**Aim of the exercise**
Retype the data below without altering anything.

Page and application data records
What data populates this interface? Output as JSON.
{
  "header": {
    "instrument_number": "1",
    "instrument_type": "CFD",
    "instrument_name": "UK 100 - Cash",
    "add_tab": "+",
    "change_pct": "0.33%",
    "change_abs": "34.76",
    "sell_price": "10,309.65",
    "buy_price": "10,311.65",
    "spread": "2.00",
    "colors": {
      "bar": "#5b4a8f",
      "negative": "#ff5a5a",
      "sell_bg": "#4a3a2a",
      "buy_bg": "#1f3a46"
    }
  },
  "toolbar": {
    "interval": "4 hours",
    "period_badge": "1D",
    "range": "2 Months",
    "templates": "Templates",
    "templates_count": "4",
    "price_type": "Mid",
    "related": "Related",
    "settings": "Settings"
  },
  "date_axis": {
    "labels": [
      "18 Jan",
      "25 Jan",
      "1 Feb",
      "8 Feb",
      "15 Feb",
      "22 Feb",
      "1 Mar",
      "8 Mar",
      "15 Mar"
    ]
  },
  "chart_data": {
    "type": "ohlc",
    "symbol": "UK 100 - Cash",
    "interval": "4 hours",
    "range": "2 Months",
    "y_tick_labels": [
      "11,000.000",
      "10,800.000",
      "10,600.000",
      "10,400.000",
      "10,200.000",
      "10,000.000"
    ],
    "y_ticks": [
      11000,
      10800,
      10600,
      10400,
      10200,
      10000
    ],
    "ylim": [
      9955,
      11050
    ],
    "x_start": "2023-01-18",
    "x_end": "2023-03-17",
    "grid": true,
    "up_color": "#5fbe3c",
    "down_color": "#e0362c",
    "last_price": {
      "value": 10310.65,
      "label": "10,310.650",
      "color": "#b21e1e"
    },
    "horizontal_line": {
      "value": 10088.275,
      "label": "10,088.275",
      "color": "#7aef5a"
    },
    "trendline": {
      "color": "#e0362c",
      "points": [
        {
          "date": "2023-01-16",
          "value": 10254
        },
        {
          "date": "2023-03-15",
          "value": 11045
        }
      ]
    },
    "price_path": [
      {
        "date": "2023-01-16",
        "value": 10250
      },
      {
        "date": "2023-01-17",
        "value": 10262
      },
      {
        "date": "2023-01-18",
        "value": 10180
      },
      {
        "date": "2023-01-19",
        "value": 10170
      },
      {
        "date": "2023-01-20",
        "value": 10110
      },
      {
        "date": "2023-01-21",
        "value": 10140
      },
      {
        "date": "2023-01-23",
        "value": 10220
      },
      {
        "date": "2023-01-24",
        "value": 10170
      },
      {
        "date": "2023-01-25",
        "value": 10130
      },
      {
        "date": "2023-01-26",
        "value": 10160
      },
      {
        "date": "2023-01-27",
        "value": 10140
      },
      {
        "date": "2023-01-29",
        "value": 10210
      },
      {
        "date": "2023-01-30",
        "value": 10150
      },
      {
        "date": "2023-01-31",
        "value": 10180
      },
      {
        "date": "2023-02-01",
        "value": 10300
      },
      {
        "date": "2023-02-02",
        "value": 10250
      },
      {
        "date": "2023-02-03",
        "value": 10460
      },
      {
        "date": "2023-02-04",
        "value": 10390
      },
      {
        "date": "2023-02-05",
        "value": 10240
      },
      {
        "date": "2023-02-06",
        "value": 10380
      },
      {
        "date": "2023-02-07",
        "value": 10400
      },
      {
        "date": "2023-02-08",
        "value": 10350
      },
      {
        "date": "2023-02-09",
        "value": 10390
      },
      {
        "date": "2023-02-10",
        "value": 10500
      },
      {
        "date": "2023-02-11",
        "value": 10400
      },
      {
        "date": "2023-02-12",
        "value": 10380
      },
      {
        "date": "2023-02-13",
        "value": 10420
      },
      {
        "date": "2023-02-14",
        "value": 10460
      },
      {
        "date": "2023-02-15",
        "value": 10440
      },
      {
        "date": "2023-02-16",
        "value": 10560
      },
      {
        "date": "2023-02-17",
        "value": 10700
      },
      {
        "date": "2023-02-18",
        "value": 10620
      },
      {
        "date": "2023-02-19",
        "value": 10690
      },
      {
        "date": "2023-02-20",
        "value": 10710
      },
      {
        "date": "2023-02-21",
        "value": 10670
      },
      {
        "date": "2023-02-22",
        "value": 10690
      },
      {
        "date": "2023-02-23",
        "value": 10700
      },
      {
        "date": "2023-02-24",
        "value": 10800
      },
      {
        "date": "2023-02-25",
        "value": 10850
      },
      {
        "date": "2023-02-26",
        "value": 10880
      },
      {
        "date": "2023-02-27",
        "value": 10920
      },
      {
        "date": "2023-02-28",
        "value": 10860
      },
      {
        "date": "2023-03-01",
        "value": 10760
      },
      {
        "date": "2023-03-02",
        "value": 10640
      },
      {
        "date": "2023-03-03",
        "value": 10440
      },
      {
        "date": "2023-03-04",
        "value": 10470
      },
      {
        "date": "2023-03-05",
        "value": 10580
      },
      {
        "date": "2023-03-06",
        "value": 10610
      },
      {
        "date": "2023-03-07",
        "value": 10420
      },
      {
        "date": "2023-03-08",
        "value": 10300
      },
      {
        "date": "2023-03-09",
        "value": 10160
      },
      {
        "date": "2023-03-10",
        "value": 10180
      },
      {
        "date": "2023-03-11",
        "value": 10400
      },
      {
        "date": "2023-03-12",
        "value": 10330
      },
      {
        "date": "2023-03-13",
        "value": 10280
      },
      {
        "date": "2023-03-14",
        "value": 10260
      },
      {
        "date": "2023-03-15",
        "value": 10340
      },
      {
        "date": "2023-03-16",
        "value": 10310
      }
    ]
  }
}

**Written reply**
What data populates this interface? Output as JSON.
{
  "header": {
    "instrument_number": "1",
    "instrument_type": "CFD",
    "instrument_name": "UK 100 - Cash",
    "add_tab": "+",
    "change_pct": "0.33%",
    "change_abs": "34.76",
    "sell_price": "10,309.65",
    "buy_price": "10,311.65",
    "spread": "2.00",
    "colors": {
      "bar": "#5b4a8f",
      "negative": "#ff5a5a",
      "sell_bg": "#4a3a2a",
      "buy_bg": "#1f3a46"
    }
  },
  "toolbar": {
    "interval": "4 hours",
    "period_badge": "1D",
    "range": "2 Months",
    "templates": "Templates",
    "templates_count": "4",
    "price_type": "Mid",
    "related": "Related",
    "settings": "Settings"
  },
  "date_axis": {
    "labels": [
      "18 Jan",
      "25 Jan",
      "1 Feb",
      "8 Feb",
      "15 Feb",
      "22 Feb",
      "1 Mar",
      "8 Mar",
      "15 Mar"
    ]
  },
  "chart_data": {
    "type": "ohlc",
    "symbol": "UK 100 - Cash",
    "interval": "4 hours",
    "range": "2 Months",
    "y_tick_labels": [
      "11,000.000",
      "10,800.000",
      "10,600.000",
      "10,400.000",
      "10,200.000",
      "10,000.000"
    ],
    "y_ticks": [
      11000,
      10800,
      10600,
      10400,
      10200,
      10000
    ],
    "ylim": [
      9955,
      11050
    ],
    "x_start": "2023-01-18",
    "x_end": "2023-03-17",
    "grid": true,
    "up_color": "#5fbe3c",
    "down_color": "#e0362c",
    "last_price": {
      "value": 10310.65,
      "label": "10,310.650",
      "color": "#b21e1e"
    },
    "horizontal_line": {
      "value": 10088.275,
      "label": "10,088.275",
      "color": "#7aef5a"
    },
    "trendline": {
      "color": "#e0362c",
      "points": [
        {
          "date": "2023-01-16",
          "value": 10254
        },
        {
          "date": "2023-03-15",
          "value": 11045
        }
      ]
    },
    "price_path": [
      {
        "date": "2023-01-16",
        "value": 10250
      },
      {
        "date": "2023-01-17",
        "value": 10262
      },
      {
        "date": "2023-01-18",
        "value": 10180
      },
      {
        "date": "2023-01-19",
        "value": 10170
      },
      {
        "date": "2023-01-20",
        "value": 10110
      },
      {
        "date": "2023-01-21",
        "value": 10140
      },
      {
        "date": "2023-01-23",
        "value": 10220
      },
      {
        "date": "2023-01-24",
        "value": 10170
      },
      {
        "date": "2023-01-25",
        "value": 10130
      },
      {
        "date": "2023-01-26",
        "value": 10160
      },
      {
        "date": "2023-01-27",
        "value": 10140
      },
      {
        "date": "2023-01-29",
        "value": 10210
      },
      {
        "date": "2023-01-30",
        "value": 10150
      },
      {
        "date": "2023-01-31",
        "value": 10180
      },
      {
        "date": "2023-02-01",
        "value": 10300
      },
      {
        "date": "2023-02-02",
        "value": 10250
      },
      {
        "date": "2023-02-03",
        "value": 10460
      },
      {
        "date": "2023-02-04",
        "value": 10390
      },
      {
        "date": "2023-02-05",
        "value": 10240
      },
      {
        "date": "2023-02-06",
        "value": 10380
      },
      {
        "date": "2023-02-07",
        "value": 10400
      },
      {
        "date": "2023-02-08",
        "value": 10350
      },
      {
        "date": "2023-02-09",
        "value": 10390
      },
      {
        "date": "2023-02-10",
        "value": 10500
      },
      {
        "date": "2023-02-11",
        "value": 10400
      },
      {
        "date": "2023-02-12",
        "value": 10380
      },
      {
        "date": "2023-02-13",
        "value": 10420
      },
      {
        "date": "2023-02-14",
        "value": 10460
      },
      {
        "date": "2023-02-15",
        "value": 10440
      },
      {
        "date": "2023-02-16",
        "value": 10560
      },
      {
        "date": "2023-02-17",
        "value": 10700
      },
      {
        "date": "2023-02-18",
        "value": 10620
      },
      {
        "date": "2023-02-19",
        "value": 10690
      },
      {
        "date": "2023-02-20",
        "value": 10710
      },
      {
        "date": "2023-02-21",
        "value": 10670
      },
      {
        "date": "2023-02-22",
        "value": 10690
      },
      {
        "date": "2023-02-23",
        "value": 10700
      },
      {
        "date": "2023-02-24",
        "value": 10800
      },
      {
        "date": "2023-02-25",
        "value": 10850
      },
      {
        "date": "2023-02-26",
        "value": 10880
      },
      {
        "date": "2023-02-27",
        "value": 10920
      },
      {
        "date": "2023-02-28",
        "value": 10860
      },
      {
        "date": "2023-03-01",
        "value": 10760
      },
      {
        "date": "2023-03-02",
        "value": 10640
      },
      {
        "date": "2023-03-03",
        "value": 10440
      },
      {
        "date": "2023-03-04",
        "value": 10470
      },
      {
        "date": "2023-03-05",
        "value": 10580
      },
      {
        "date": "2023-03-06",
        "value": 10610
      },
      {
        "date": "2023-03-07",
        "value": 10420
      },
      {
        "date": "2023-03-08",
        "value": 10300
      },
      {
        "date": "2023-03-09",
        "value": 10160
      },
      {
        "date": "2023-03-10",
        "value": 10180
      },
      {
        "date": "2023-03-11",
        "value": 10400
      },
      {
        "date": "2023-03-12",
        "value": 10330
      },
      {
        "date": "2023-03-13",
        "value": 10280
      },
      {
        "date": "2023-03-14",
        "value": 10260
      },
      {
        "date": "2023-03-15",
        "value": 10340
      },
      {
        "date": "2023-03-16",
        "value": 10310
      }
    ]
  }
}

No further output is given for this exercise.